No day is a complete bust if I make the acquaintance of a new word. So it was the other day when I ran across the term for the residents of Beijing – Beijingers.
Can that be? I was skeptical until a colleague whipped out a reference to confirm it. Further checking after deadline turned up Beijingers spread thinly but widely, used by top-tier news organizations around the English-speaking world and on ChinaDaily.com, too.
Still further research turned up Shanghailander, for instance, to refer to a resident of Shanghai. It does suggest an interesting combination of bagpipes and chopsticks, doesn't it? Novocastrians are inhabitants of Newcastle – either Newcastle upon Tyne, in England, or the Australian city of Newcastle, in New South Wales. Both are coal cities, so coals can be carried to Newcastle in either the Northern or Southern Hemisphere.
All these are examples of demonyms, terms to refer to the people of a particular place.
Many demonyms are pretty straightforward. You just have to know whether to add -ian (Bostonian) or, occasionally, the mineralogical-sounding -ite (Seattleite), or just the simple -er (New Yorker) ending. (The surprise of Beijinger, I think, is that it's so much like New Yorker or Londoner.)
Other demonyms, though, seem almost like one-word folktales.

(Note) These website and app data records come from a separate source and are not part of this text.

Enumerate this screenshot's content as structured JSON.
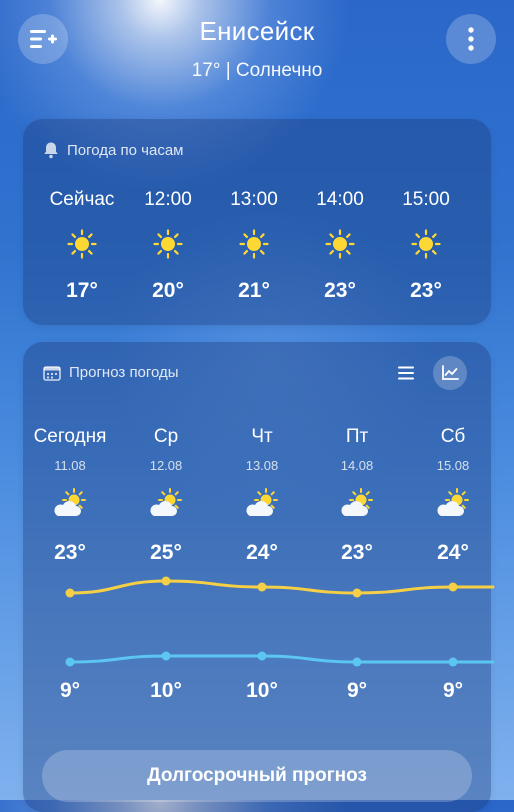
{
  "header": {
    "city": "Енисейск",
    "current": "17° | Солнечно"
  },
  "hourly": {
    "title": "Погода по часам",
    "items": [
      {
        "time": "Сейчас",
        "icon": "sun-icon",
        "temp": "17°"
      },
      {
        "time": "12:00",
        "icon": "sun-icon",
        "temp": "20°"
      },
      {
        "time": "13:00",
        "icon": "sun-icon",
        "temp": "21°"
      },
      {
        "time": "14:00",
        "icon": "sun-icon",
        "temp": "23°"
      },
      {
        "time": "15:00",
        "icon": "sun-icon",
        "temp": "23°"
      }
    ]
  },
  "forecast": {
    "title": "Прогноз погоды",
    "days": [
      {
        "name": "Сегодня",
        "date": "11.08",
        "icon": "partly-cloudy-icon",
        "high": "23°",
        "low": "9°",
        "high_value": 23,
        "low_value": 9
      },
      {
        "name": "Ср",
        "date": "12.08",
        "icon": "partly-cloudy-icon",
        "high": "25°",
        "low": "10°",
        "high_value": 25,
        "low_value": 10
      },
      {
        "name": "Чт",
        "date": "13.08",
        "icon": "partly-cloudy-icon",
        "high": "24°",
        "low": "10°",
        "high_value": 24,
        "low_value": 10
      },
      {
        "name": "Пт",
        "date": "14.08",
        "icon": "partly-cloudy-icon",
        "high": "23°",
        "low": "9°",
        "high_value": 23,
        "low_value": 9
      },
      {
        "name": "Сб",
        "date": "15.08",
        "icon": "partly-cloudy-icon",
        "high": "24°",
        "low": "9°",
        "high_value": 24,
        "low_value": 9
      }
    ],
    "long_range_label": "Долгосрочный прогноз"
  },
  "colors": {
    "high_line": "#f5cf45",
    "low_line": "#5cc6f2",
    "sun": "#fdd835"
  }
}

There's Hoosier, to denote a resident of Indiana – and that really is the term. "Indianan" or whatever just won't fly. The people of Oklahoma are Sooners. Connecticut has its complicated stories about Yankee traders so clever they could sell wooden nutmegs. Hence the Nutmeg State and Nutmeggers.
Why are these so much fun? In a homogenized world, colorful demonyms signal distinct identities and a sense of place. But these specialized terms seem to be in danger of disappearing.
A couple of trends may be at work here.
One is that many demonyms are really adjectives in their form, and adjectival forms seem to be under stress. There's a tendency to modify nouns with other nouns rather than adjectives – even when the adjectives are shorter.
Thus one hears or reads references to the "Afghanistan government" instead of the "Afghan government." If the United States were fighting the Mexican War (1846-48) today, it might be called the Mexico War.
The other trend at work is that local identities are under stress in our globalized, mobilized world. Some people are rooted and anchored in communities where they've lived all their lives, but a lot of us aren't. I am a (happily) longtime resident of Boston, but "Bostonian" sounds like a character from a Henry James novel.
And Shanghailander does seem to have originated as a term for British expatriates in Shanghai before the Communist revolution of 1949. My idea about bagpipes was evidently on track. For ordinary residents, dictionaries prefer Shanghainese.
Several years ago, I saw an exhibition of the paintings of the Bruegels, the Flemish painters whose pictures helped form the general idea of what Europe looked like in the 16th century. One idea I came away with was that they painted all those scenes of village life not because that was the world they lived in, but because that was a world that they saw beginning to disappear. I've since thought of this phenomenon of celebrating not what is common in a place, but what is distinctive, as the Bruegel effect.
The same phenomenon is involved in my own delight in a term like Novocastrian – or even a zinger like Beijinger.